The term skin cancer covers several different cancers that start on the skin. There are different types of skin cancer and these are generally divided into two main groups:
- Non melanoma skin cancer which includes basal cell, squamous cell, Merkel cell, Kaposi’s sarcoma and other rarer skin cancers
Although most melanomas start on the skin, there are rarer types of melanoma such as ocular melanoma, affecting the eye, and mucosal melanoma affecting the mucosal lining in the body such as the anus, vulva and vagina or nasal passages.
You can read more about this here: www.macmillan.org.uk
Skin cancers can be treated with surgery, radiotherapy, anti-cancer medicines or a combination of them. The treatment for skin cancers depends on the type of skin cancer, which part of the body it is on and whether it has spread to other organs.
The type of treatment you will receive will depend on your individual circumstances. Your consultant will discuss your treatment options with you.
Your consultant may also discuss clinical trials with you. More information on clinical trials can be found at www.cancerresearchuk.org

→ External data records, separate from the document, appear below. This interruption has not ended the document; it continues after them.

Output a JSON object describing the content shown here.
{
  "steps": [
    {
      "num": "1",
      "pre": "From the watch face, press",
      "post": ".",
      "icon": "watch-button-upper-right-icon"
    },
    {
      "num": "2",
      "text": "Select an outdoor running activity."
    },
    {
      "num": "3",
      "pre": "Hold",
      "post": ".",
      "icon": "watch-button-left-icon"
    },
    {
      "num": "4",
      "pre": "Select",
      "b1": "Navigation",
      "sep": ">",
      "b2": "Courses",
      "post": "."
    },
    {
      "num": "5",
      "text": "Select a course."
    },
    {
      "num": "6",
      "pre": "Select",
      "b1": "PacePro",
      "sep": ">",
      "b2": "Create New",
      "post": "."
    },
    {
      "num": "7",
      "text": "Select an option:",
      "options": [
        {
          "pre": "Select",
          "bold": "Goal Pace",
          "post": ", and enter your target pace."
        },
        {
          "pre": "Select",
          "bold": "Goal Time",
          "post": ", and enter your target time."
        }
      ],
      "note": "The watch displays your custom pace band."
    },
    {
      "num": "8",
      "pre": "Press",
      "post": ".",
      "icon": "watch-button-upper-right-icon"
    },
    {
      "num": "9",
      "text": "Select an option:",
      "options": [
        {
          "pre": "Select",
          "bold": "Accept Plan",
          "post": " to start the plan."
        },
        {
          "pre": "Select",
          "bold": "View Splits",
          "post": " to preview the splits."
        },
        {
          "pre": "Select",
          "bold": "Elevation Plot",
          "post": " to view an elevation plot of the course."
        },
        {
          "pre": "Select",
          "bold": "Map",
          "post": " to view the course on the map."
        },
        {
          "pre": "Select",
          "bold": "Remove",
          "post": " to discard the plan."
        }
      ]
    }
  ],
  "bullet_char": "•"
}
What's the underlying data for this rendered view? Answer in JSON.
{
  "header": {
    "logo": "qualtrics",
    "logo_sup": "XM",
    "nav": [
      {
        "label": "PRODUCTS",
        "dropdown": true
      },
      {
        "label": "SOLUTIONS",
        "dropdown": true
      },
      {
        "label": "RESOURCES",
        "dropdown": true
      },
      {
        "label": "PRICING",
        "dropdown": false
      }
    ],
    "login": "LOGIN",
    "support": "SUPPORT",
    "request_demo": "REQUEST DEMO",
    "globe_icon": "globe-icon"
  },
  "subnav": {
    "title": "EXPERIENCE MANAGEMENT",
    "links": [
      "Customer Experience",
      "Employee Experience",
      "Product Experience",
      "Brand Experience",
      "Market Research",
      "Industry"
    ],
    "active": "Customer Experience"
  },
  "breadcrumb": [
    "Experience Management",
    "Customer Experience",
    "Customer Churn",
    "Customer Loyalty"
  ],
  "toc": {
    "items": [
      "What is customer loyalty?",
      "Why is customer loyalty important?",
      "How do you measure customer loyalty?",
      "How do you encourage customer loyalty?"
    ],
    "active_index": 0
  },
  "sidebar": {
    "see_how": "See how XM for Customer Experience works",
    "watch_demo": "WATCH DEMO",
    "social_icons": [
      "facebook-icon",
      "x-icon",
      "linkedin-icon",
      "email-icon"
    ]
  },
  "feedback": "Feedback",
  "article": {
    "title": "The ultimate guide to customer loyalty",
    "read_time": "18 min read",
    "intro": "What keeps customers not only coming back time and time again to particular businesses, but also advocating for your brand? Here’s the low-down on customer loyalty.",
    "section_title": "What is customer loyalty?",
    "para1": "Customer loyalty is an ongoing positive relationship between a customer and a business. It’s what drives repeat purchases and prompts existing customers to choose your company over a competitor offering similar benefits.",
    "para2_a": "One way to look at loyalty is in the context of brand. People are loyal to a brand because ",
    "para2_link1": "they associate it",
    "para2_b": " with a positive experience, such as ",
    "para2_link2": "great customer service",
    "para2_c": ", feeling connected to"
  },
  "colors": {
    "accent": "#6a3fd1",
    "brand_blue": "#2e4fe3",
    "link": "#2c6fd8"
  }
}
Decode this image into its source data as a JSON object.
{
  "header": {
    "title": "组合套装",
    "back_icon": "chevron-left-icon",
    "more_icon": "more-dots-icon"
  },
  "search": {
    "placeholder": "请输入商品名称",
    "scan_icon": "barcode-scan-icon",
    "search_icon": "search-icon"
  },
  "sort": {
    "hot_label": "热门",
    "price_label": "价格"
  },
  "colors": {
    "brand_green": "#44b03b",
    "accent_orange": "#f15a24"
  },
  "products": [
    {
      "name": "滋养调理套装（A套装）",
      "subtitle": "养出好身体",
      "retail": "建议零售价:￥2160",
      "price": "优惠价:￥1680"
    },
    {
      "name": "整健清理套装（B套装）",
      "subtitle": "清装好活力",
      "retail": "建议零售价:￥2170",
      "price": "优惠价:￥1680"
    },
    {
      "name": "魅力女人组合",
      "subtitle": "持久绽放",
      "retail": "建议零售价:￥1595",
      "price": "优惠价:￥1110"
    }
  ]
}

The consultant you are referred to is determined by whether you have melanoma or non-melanoma skin cancer and whether your cancer has spread to other organs. Many doctors will treat more than one kind of cancer, so they appear on the Beatson website more than once.
There are many different members of staff involved in your care including:
Medical and Clinical Oncologists
Doctors who specialise in the treatment of cancer involving drug treatments and radiotherapy. These can be consultants, staff grades or registrars (doctors undergoing specialist/ higher training in oncology).
- Dr Stefano Schipani (non-melanoma) 0141 301 7060
- Dr Norma Sidek (non-melanoma) 0141 301 7126
- Dr Yun Yi Tan (melanoma) 0141 301 7043
- Dr Ashita Waterston (melanoma) 0141 301 7043
Skin Cancer Clinical Nurse Specialists
- Cathy Johnston 0141 301 7613
- Karen Sime 0141 301 7613
The Clinical Nurse Specialists can provide information, advice and support to you as you go through treatment. They can also direct you to other sources of help, e.g. support services, benefits advice, and psychological support. They may assess you in clinic while you are on treatment and can prescribe cancer treatment and other supportive drugs.
- Dispense medication
- A pharmacist may assess you at the clinic and can prescribe cancer treatment and other supportive drugs.
Macmillan Day Case Unit Nurses
- Administer cancer treatment in the MacMillan Day Case Unit
- Provide information, advice and support to patients receiving treatment in the Day Unit
- Prepare and deliver radiotherapy treatment
- Provide information, advice and support to patients having radiotherapy
- Liaise with the Skin Cancer Clinical Nurse Specialists during your radiotherapy treatment to monitor and manage side-effects
Clinical trials nurses
Provide support and information for patients who take part in clinical trials
Outpatient nursing staff
Co-ordinate and manage outpatient clinics
We hold outpatient clinics and give treatment at the Beatson West of Scotland Cancer Centre.
Meet the team